Donald Trump has questioned whether the United States should continue its “One China” policy.
The 1979 policy has respected China’s stance on Taiwan, which it sees as a breakaway province.
However, the president-elect said that without concessions from Beijing on trade and other issues, he did not see why that should continue.
The US relations with China became strained when Donald Trump took a phone call from Taiwanese President Tsai Ing-wen.
Donald Trump went on to post a series of tweets criticizing China for its exchange rate policy and its operations in the South China Sea.
Speaking in an interview with Fox News broadcast on December 11, Donald Trump said: “I don’t know why we have to be bound by a One China policy unless we make a deal with China having to do with other things, including trade.”
He also said China was not co-operating with the United States on its handling of its currency, on North Korea, or on tensions in the South China Sea.
In the same interview, Donald Trump said he “doesn’t believe” a CIA assessment that Russian hackers tried to sway the presidential election in his favor.
Donald Trump’s decision to take a phone call from the Taiwanese president earlier this month was a break with US diplomatic tradition and prompted a formal protest from China.
No US president or president-elect had spoken directly to a Taiwanese leader for decades.
In the Fox interview, Donald Trump said it was not up to Beijing to decide whether he should take a call from Taiwan’s leader.
“I don’t want China dictating to me and this was a call put into me,” he said.
“It was a very nice call. Short. And why should some other nation be able to say I can’t take a call?

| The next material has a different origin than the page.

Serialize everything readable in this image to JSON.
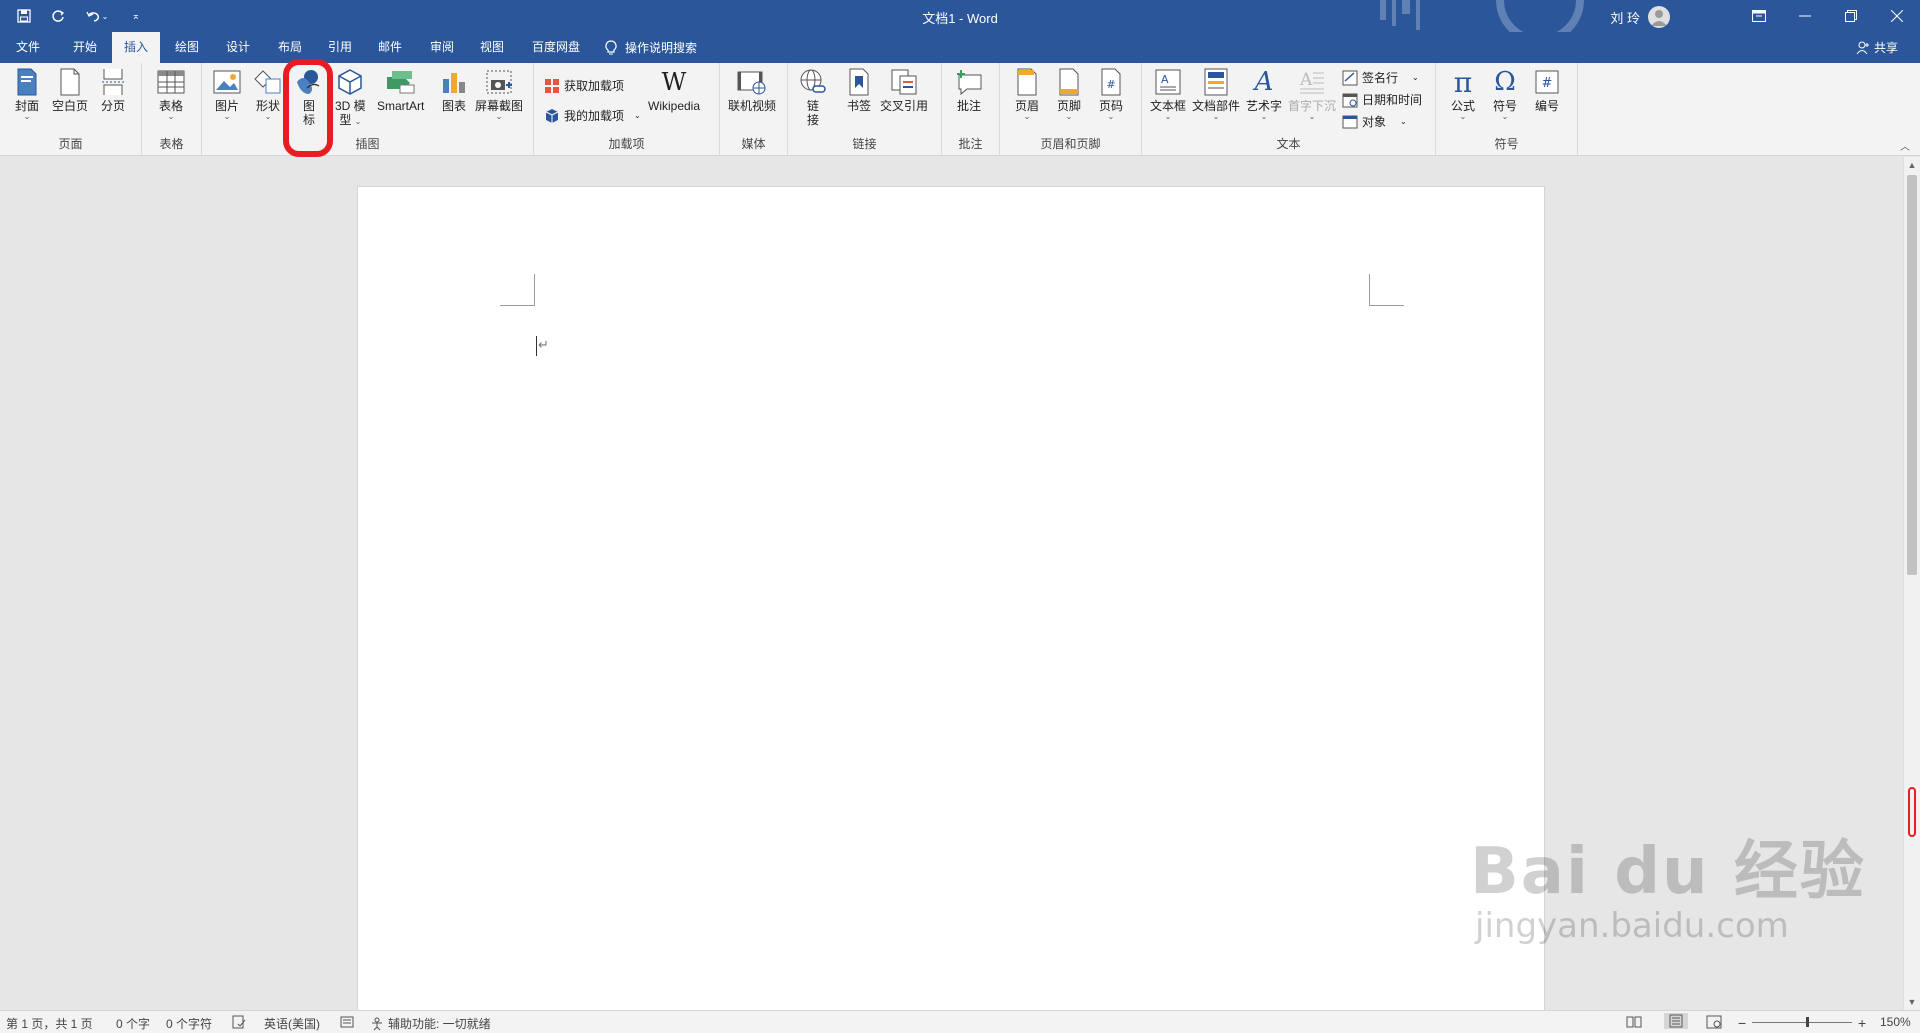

“I think it actually would’ve been very disrespectful, to be honest with you, not taking it.”